Your task:
The full data must be written out exactly, with every line included.
*** Dataset content ***
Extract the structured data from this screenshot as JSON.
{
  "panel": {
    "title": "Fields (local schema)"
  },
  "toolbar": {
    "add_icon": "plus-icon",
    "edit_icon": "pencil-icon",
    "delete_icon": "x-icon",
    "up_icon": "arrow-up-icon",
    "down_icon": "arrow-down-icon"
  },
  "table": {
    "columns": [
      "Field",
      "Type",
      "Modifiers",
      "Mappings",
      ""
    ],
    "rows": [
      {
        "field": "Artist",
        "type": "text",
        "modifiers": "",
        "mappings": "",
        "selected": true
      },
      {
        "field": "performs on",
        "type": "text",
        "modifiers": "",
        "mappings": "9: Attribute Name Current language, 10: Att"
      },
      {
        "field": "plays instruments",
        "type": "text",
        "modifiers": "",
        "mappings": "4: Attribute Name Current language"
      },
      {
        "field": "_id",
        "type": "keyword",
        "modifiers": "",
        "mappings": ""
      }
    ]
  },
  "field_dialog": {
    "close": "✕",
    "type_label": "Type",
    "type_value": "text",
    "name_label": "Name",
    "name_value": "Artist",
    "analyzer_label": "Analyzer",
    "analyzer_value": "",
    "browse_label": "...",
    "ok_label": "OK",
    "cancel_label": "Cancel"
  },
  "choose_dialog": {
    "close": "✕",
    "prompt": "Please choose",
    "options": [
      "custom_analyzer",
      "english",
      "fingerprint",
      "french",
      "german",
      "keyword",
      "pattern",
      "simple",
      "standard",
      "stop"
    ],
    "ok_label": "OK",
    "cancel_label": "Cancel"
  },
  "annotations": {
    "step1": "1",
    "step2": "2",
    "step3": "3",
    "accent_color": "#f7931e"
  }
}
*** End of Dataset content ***
Exercise answer:
Extract the structured data from this screenshot as JSON.
{
  "panel": {
    "title": "Fields (local schema)"
  },
  "toolbar": {
    "add_icon": "plus-icon",
    "edit_icon": "pencil-icon",
    "delete_icon": "x-icon",
    "up_icon": "arrow-up-icon",
    "down_icon": "arrow-down-icon"
  },
  "table": {
    "columns": [
      "Field",
      "Type",
      "Modifiers",
      "Mappings",
      ""
    ],
    "rows": [
      {
        "field": "Artist",
        "type": "text",
        "modifiers": "",
        "mappings": "",
        "selected": true
      },
      {
        "field": "performs on",
        "type": "text",
        "modifiers": "",
        "mappings": "9: Attribute Name Current language, 10: Att"
      },
      {
        "field": "plays instruments",
        "type": "text",
        "modifiers": "",
        "mappings": "4: Attribute Name Current language"
      },
      {
        "field": "_id",
        "type": "keyword",
        "modifiers": "",
        "mappings": ""
      }
    ]
  },
  "field_dialog": {
    "close": "✕",
    "type_label": "Type",
    "type_value": "text",
    "name_label": "Name",
    "name_value": "Artist",
    "analyzer_label": "Analyzer",
    "analyzer_value": "",
    "browse_label": "...",
    "ok_label": "OK",
    "cancel_label": "Cancel"
  },
  "choose_dialog": {
    "close": "✕",
    "prompt": "Please choose",
    "options": [
      "custom_analyzer",
      "english",
      "fingerprint",
      "french",
      "german",
      "keyword",
      "pattern",
      "simple",
      "standard",
      "stop"
    ],
    "ok_label": "OK",
    "cancel_label": "Cancel"
  },
  "annotations": {
    "step1": "1",
    "step2": "2",
    "step3": "3",
    "accent_color": "#f7931e"
  }
}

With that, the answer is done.